The Scottish Parliamentary Standards Commissioner (currently Dr Jim Dyer OBE) investigates complaints that an MSP has broken their code of conduct. This covers things like not respecting the privacy of constituents, not declaring financial interests, accepting rewards for promoting particular issues etc.
Complaints about MSPs are not all handled by the same body, and the Commissioner has to share a crowded field with the Presiding Officer, the Scottish Parliamentary Corporate Body and the Standards, Procedures and Public Appointments Committee. The website does a good job of describing which type of complaints should go where. Even more helpful is the “Route Map” for complaints, which is made available for download (www.spsc.co.uk/docs/Routemap.pdf) and which details the appropriate complaints bodies not just for MSPs, but for a wide range of other public bodies, from fire boards and taxi fares to Scottish Water and bus operators. Download it now and save it (or print it out), and I’ll bet it comes in handy before 2009 is out.
That little gem aside, there is not a great deal to this small website. It does, of course, set out how to make a complaint, although I would say that both the language and the layout of those instructions contribute to a page of information that is not altogether user-friendly.
Various policy documents, a guidance document, press releases (including releases concerning Kenny MacAskill, Wendy Alexander and Jack McConnell), and annual reports are also available to download, and the site concludes with a modestly sized page of links. Overall, it is not a bad site, and is obviously pretty useful if you (or a client) has a complaint about an MSP.
Standards Commission for Scotland
The Standards Commission for Scotland’s main task is to ensure that standards of ethical conduct are maintained across local authorities and public bodies, and to deal with complaints of misconduct against individual members. The Commission’s remit covers all 32 local authorities and over 100 other public bodies, including the Scottish Legal Aid Board (www.slab.org.uk) and the Risk Management Authority, which featured in last month’s review.
This website is much larger than the previous one, and benefits from the extra detail. It too describes the process for bringing a complaint but I felt did it in a more readily understandable way. The use of clear headings, lists and a flowchart all helps to make the site easy to understand.
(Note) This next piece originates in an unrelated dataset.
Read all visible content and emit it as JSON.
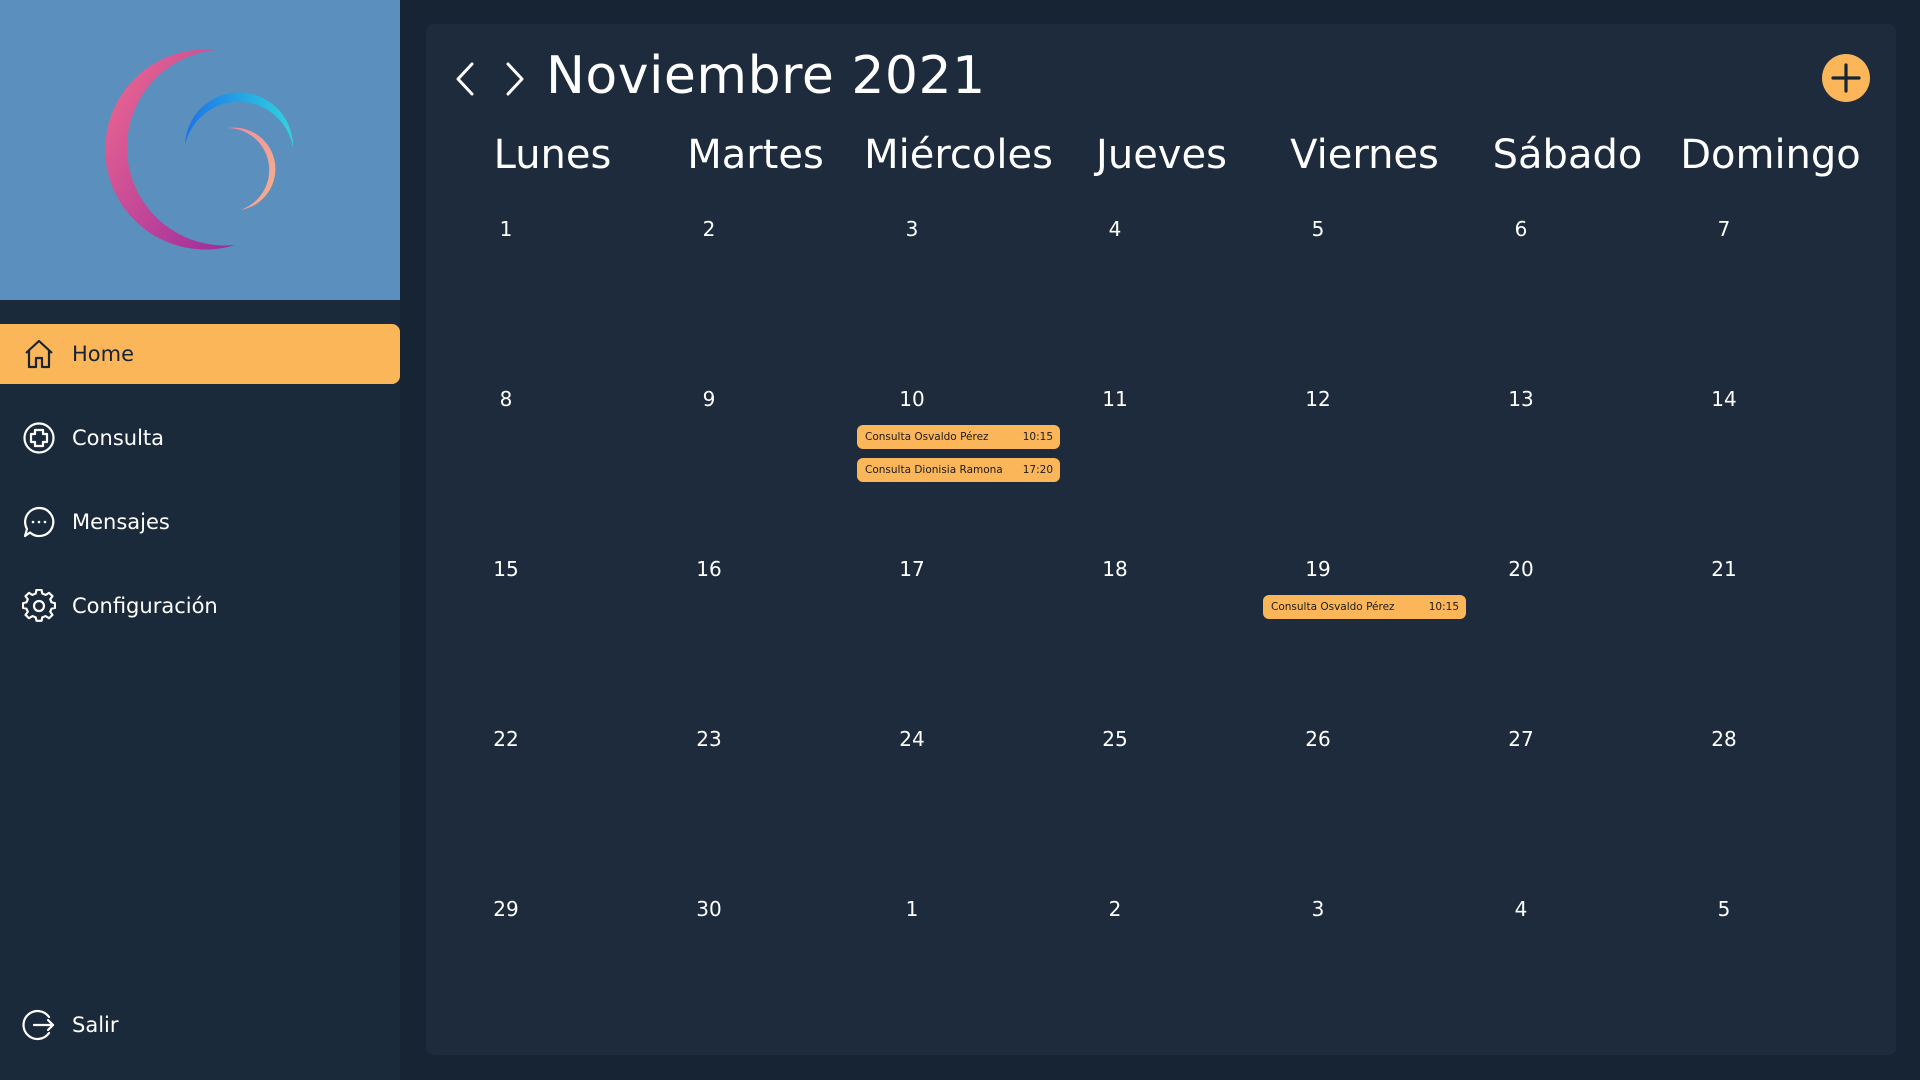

It is very interesting to read the decisions taken by the Commission, which seem in the main to relate to local councillors, and the site makes them very accessible indeed. And, in case those who may be investigated are in any doubt, a full range of materials related to ethical standards in public life is available for perusal here.
Again, a reasonable site overall, with more and better information than its parliamentary counterpart. On the other hand, the design is hardly inspiring and the pop-up menus can be a bit distracting while trying to navigate other headings.
A different type of complaints commission altogether now, and a different type of site as well. This is no more than a small corner of the very, very large Scottish Government website. However, that is not necessarily a flaw (although the URI is a difficult one to memorise). In fact, it means that the user is only one click away from wider information about prisons (or law, order and public safety generally) – which most visitors to this section would have at least a passing interest in.
Furthermore, the web pages collected here – though few in number – do all of the things you would expect this type of site to do. As with the two sites above, there is a guide to making a complaint, which helpfully includes some details of how to do so even at the initial stages (before the Commission would become involved). From this I learn that the prison complaints system is called the CP system, after the forms used (CP1 through CP4). The website claims that all four of these forms are available to download in PDF, which doesn’t appear to be true. At least I couldn’t find them, even after a pretty thorough search. It would probably have been more helpful to include the flowcharts within the web pages directly, rather than relying on downloads, but at least that information is there.
The final point of note may be the annual reports, which can also be downloaded. These professional looking documents include a statistical breakdown of complaints received, including the reason for the complaint.
The website is pretty good overall, but needs to add those forms (or tell people more clearly where to find them)!
In this issue
- Public law in Scotland
- Harmony in conflict management
- Tapping Reeve and his legacy
- Busy times at 60
- Living wills - why?
- Forward by the rights
- A cornerstone of rights
- Welcome for rejections takeup
- Sins of omission
- A time to buy?
- Parenthood reborn
- Persons unknown
- Front of the class
- Setting the standards
- Client service: the standards
- Judicial appointments: how you can take part
- ABS - the next phase
- Third parties and premature complaints
- Planning to perform
- Manual for the mind
- Computing on tap - or money down the drain?
- When resolution is not enough
- Ask Ash
- Making up lost time?
- Don't get caught short by transfer traps
- Collaboration: a new dimension
- Packed and ready
- Regulator on a roll
- Scottish Solicitors' Discipline Tribunal
- Website review
- Book reviews
- Medicines: the wrong cure
- Fraud alert! (and a cautionary tale)